* **Exercise description**: Read through the data, and wherever a line holds the word "Diversion", write that line out.

Items from an interface collection:
+ + + + +

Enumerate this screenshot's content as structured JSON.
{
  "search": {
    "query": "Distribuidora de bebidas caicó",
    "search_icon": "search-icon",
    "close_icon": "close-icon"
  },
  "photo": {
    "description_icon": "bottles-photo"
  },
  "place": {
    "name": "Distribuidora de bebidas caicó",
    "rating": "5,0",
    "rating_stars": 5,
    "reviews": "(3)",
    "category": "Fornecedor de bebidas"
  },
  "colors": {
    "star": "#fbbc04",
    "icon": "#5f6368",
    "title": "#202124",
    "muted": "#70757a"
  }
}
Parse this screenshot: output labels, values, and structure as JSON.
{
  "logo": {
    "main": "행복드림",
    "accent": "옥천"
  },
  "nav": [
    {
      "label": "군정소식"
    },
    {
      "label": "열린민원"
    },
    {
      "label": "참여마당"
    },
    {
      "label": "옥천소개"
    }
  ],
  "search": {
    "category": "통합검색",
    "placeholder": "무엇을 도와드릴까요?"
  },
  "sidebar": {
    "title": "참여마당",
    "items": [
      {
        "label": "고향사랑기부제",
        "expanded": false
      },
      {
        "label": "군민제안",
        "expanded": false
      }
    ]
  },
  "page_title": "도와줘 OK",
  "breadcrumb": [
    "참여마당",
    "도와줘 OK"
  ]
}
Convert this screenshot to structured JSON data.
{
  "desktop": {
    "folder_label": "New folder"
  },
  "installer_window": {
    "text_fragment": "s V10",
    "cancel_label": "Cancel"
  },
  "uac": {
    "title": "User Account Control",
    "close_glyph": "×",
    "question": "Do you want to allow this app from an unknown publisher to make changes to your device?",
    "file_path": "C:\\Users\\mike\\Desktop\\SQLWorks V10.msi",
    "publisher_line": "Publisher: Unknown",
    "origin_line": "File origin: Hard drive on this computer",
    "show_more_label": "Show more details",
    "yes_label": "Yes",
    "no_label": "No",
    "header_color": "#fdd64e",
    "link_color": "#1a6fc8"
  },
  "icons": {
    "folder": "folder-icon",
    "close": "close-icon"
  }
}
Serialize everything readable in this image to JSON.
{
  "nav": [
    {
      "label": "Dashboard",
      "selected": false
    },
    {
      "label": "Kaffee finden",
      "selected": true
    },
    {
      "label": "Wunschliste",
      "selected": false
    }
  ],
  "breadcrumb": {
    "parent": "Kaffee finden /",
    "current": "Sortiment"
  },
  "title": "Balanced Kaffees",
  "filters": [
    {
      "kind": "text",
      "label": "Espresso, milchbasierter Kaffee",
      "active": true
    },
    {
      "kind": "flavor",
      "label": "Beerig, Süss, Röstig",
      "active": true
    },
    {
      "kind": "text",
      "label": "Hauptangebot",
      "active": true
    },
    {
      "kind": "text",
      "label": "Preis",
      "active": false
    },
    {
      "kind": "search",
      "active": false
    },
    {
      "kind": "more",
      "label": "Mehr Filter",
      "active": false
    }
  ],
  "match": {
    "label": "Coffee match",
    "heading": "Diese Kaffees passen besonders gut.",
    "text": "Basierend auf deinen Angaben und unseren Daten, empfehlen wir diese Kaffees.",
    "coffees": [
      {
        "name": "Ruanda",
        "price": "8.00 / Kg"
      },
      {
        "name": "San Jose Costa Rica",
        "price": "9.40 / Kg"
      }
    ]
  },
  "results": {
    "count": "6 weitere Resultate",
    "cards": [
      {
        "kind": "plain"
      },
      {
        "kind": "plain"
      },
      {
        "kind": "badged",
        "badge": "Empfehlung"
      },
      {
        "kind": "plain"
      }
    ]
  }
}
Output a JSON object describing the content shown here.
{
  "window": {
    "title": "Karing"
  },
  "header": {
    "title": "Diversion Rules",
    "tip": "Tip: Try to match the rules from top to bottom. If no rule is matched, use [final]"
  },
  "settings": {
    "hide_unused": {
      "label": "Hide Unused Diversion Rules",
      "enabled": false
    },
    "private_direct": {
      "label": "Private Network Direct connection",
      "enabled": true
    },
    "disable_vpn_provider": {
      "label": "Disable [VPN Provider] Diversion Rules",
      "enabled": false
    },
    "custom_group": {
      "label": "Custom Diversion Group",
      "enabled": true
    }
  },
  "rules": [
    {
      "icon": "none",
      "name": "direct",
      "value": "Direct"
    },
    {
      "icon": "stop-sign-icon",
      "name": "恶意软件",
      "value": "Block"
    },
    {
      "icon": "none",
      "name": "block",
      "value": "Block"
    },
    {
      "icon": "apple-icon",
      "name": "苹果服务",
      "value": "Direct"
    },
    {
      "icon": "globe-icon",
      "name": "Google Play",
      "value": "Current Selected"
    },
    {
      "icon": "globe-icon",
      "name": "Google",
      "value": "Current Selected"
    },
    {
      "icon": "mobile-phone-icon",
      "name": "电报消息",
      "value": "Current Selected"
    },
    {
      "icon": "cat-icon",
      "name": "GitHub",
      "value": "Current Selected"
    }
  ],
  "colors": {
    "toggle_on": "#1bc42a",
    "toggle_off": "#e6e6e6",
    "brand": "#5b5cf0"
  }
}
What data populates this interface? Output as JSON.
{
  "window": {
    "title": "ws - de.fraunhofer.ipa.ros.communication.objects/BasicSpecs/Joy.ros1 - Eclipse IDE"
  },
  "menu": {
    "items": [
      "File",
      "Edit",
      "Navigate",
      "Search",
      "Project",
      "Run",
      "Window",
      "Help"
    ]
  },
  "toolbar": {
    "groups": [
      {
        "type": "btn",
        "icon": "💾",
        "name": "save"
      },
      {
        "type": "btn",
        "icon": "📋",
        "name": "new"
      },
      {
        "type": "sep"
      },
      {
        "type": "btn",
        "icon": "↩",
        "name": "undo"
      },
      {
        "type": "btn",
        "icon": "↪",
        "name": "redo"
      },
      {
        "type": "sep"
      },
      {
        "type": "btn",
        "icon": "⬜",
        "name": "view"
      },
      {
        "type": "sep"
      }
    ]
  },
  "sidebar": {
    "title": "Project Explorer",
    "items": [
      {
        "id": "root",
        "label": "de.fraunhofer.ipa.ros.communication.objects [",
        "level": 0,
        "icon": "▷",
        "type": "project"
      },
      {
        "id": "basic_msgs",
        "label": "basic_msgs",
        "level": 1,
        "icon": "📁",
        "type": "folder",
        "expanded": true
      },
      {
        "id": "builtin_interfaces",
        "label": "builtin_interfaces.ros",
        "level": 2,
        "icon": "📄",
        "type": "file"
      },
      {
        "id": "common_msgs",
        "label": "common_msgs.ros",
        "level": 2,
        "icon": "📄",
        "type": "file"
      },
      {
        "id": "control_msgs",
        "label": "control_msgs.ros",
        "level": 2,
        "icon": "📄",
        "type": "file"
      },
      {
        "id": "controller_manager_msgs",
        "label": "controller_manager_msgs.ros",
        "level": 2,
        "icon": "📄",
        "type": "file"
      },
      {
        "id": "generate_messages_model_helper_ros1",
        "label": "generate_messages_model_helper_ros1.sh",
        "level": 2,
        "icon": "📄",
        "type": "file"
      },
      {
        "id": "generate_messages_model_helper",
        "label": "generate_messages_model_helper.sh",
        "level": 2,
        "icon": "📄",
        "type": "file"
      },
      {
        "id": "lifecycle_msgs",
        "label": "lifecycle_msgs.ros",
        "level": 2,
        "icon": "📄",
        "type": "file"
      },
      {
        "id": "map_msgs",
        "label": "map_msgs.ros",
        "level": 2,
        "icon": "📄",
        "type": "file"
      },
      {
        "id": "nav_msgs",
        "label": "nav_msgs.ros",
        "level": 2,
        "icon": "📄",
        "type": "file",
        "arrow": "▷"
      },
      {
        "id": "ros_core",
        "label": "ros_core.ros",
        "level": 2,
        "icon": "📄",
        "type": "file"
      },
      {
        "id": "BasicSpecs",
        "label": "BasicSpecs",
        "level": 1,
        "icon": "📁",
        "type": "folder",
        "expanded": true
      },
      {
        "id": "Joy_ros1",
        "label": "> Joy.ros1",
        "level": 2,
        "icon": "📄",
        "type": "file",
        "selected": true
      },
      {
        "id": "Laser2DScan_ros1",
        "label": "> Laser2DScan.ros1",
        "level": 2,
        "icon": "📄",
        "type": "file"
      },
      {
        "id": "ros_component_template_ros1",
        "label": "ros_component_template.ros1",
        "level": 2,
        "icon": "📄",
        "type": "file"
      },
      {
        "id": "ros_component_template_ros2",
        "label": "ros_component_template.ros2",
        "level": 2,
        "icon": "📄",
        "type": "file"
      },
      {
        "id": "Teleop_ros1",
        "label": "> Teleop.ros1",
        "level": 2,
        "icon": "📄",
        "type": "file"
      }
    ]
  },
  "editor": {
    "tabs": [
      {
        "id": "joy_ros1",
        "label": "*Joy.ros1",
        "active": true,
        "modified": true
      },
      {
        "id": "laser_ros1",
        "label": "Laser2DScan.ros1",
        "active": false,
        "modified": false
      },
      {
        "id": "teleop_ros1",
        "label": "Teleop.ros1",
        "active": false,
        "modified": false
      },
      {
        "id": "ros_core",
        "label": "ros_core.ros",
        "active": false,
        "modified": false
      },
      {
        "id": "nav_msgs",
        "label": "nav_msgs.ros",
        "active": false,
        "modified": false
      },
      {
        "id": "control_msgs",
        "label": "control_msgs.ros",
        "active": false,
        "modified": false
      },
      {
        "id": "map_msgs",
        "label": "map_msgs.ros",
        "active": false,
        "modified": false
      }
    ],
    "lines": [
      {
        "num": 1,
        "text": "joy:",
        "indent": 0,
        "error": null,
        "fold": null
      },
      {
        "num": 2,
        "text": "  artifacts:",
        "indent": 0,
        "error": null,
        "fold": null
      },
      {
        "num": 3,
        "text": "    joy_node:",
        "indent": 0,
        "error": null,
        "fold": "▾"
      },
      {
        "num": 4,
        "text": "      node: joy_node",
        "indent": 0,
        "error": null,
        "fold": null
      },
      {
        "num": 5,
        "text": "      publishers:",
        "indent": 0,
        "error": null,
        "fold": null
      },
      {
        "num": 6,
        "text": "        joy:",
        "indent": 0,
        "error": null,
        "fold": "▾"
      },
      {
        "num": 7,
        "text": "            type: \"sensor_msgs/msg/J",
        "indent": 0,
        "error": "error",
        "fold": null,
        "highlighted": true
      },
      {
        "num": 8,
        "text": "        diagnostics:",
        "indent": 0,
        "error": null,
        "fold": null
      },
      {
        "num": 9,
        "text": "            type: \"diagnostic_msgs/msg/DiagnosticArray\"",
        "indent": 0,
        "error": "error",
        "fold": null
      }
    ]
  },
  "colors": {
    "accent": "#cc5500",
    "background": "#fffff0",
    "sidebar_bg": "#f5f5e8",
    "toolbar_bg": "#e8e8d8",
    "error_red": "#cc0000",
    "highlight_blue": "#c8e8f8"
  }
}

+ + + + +

* **Reply to the task**:
    "title": "Diversion Rules",
      "label": "Hide Unused Diversion Rules",
      "label": "Disable [VPN Provider] Diversion Rules",
      "label": "Custom Diversion Group",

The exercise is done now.